Liquidnet Diversifies By Expanding Data Business
Liquidnet, the global institutional investment network, is creating Investment Analytics as a new business to help portfolio managers and analysts get more intelligence into their workflows more quickly.
Vicky Sanders will lead the new division which will be separate from Liquidnet’s core equities and fixed income trading businesses. Sanders was a co-founder of RSRCHXchange, which used technology to aggregate and build a marketplace for institutional research, and was acquired by Liquidnet in May last year.
— Liquidnet (@Liquidnet) January 30, 2020
Sanders told Markets Media: “Investment Analytics will be building a new application so managers can easily access the data that Liquidnet already has under its roof from the integration of RSRCHXchange, OTAS and Prattle.”
Liquidnet also bought sentiment analysis provider Prattle last year. OTAS Technologies, an artificial intelligence powered buy-side decision support and analytics provider, was acquired in 2017.
“We will use natural language processing, artificial intelligence and advanced search to empower portfolio managers and analysts to find the right content,” she added. “Financial services under-utilise available technology.”
Sanders continued that Investment Analytics aims to help portfolios managers and analysts get more intelligence into their workflows faster.
“There is a lot of demand for alternative data from fundamental managers, who have not been using it in their investment process as much as systematic and quant managers,” she said.
Sanders added: “Investment Analytics is an exciting venture to help diversify Liquidnet’s core business and an extension of services for our client base.”
Mike Mayhew, founder of Integrity Research, said on the research consultancy’s blog that it is clear that Liquidnet has been planning to expand its business outside trading for the past few years.
Mayhew continued that appointing Sanders to run the new group makes considerable sense given her experience working with buy-side clients at RSRCHXchange, Marex Spectron and Goldman Sachs.
“The key questions for Sanders and her Investment Analytics colleagues is exactly how to convince potential research and alternative data providers to partner with them, what “must have” solutions they believe they can develop, and how best to commercialize these opportunities,” he wrote. “It will be exciting to watch Liquidnet’s upcoming product development initiatives and future acquisitions as it looks to implement this aggressive new vision.”
Sanders said: “Both the buy side and the sell side are under margin pressure and need to innovate. Trading has been transformed and European Union regulations cast a light on portfolio manager and analyst practices that were unexamined for a long time.”
MiFID II mandated the separation of research payments and trading commissions, which had traditionally been bundled together. There have been concerns that the regulation has had an adverse impact, especially on research for smaller companies.
The AMF, led by chairman Robert Ophèle , said in a statement this month that it is planning to review the MiFID II research requirements.

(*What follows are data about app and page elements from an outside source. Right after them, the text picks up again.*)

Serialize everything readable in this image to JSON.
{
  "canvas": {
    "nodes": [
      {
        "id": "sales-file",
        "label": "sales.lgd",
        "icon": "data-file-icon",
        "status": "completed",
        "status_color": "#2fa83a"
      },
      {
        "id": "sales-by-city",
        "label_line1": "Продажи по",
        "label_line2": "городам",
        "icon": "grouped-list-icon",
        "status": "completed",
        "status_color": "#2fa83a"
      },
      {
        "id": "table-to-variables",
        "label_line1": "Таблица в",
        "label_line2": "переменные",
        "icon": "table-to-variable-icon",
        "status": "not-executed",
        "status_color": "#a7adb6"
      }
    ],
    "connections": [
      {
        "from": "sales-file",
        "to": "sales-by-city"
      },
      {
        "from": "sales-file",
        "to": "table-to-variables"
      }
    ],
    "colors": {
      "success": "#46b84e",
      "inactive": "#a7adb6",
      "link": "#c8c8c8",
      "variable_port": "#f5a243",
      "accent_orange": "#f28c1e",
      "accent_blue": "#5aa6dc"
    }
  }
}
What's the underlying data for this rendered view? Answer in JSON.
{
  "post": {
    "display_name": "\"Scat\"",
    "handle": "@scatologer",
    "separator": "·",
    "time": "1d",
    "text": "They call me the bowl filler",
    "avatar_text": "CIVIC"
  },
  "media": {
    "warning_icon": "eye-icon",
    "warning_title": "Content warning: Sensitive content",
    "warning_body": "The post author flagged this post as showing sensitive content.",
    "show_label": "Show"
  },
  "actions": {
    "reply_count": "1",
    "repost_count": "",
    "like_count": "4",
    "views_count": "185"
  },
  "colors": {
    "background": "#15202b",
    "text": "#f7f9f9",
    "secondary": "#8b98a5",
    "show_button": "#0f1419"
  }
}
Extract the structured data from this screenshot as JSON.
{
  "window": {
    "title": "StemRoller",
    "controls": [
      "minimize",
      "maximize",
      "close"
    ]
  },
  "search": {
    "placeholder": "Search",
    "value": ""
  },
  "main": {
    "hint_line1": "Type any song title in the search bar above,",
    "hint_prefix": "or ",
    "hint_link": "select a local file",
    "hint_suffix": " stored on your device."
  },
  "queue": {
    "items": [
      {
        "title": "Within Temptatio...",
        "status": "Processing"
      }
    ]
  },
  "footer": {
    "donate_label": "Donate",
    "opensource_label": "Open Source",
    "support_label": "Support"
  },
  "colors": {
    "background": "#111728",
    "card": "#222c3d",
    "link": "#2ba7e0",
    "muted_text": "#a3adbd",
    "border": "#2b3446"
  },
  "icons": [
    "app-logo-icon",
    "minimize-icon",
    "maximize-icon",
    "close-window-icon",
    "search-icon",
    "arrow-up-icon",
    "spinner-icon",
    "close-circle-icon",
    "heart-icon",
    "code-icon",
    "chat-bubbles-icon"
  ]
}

The French regulator said it had asked Jacqueline Eli-Namer, AMF board member, and Thierry Giami, president of the French Society of Financial Analysts, to analyse the impact of MiFID II on investment research and explore possible areas of improvement.
Eli-Namer and Giami made six recommendations – to support the development of issuer-paid research; to ensure the proper functioning of the research market so that research is not offered too cheaply; authorising research consumers to benefit from separate trial periods; to exempt independent research from the inducement regime; determine the level of proportionality that is most likely to boost the coverage of small and mid-caps and encourage initial public offerings; and to prepare for the emergence of environmental, social and governance research.
The study said research offered at a very low price may be likened to an inducement, the receipt of which is currently strictly regulated by MiFID II.
“The AMF will reiterate this interpretation in its guide as well as inviting clarification of this point in European discussions, ideally in an ESMA Q&A,” said the regulator. “In addition, the AMF will propose the introduction of a concept of “reasonable commercial basis” in the European regulation on research, which would be to bring the price of research into line with its cost of production.”
The regulator said it considers that ESG matters are of major concern and has indicated that in 2020 it will pursue its roadmap for sustainable finance.
“It is essential to ensure that financial analysts have at least basic knowledge of non-financial matters,” said the AMF. “In this regard, the AMF welcomes the report’s recommendation to develop training and certification.”
Sean Tuffy, head of regulatory intelligence, custody & fund services at Citi, said in a report that MiFID II unbundling is continuing to have an impact in the US. The report, What Does it Mean for FinReg?, said that at the end of last year the US Securities and Exchange Commission extended its relief on the application of MiFID II research unbundling requirements from July 2020 to July 2023.
Tuffy said the industry has generally welcomed the extension because it removes any uncertainty about the relief expiring.
“However, institutional investors and consumer advocates have been pushing the SEC to adopt research unbundling in the US,” he added.
Some global asset managers would like the SEC to allow the option to deploy unbundling in the US, though not necessarily require it, so they have a single research policy for their whole business.
“When announcing the extension, the SEC stated that it needed more time to study the issue,” said Tuffy. “In the meantime, as unbundling becomes more common, the SEC will likely face pressure to come up with a long-term solution for this issue.”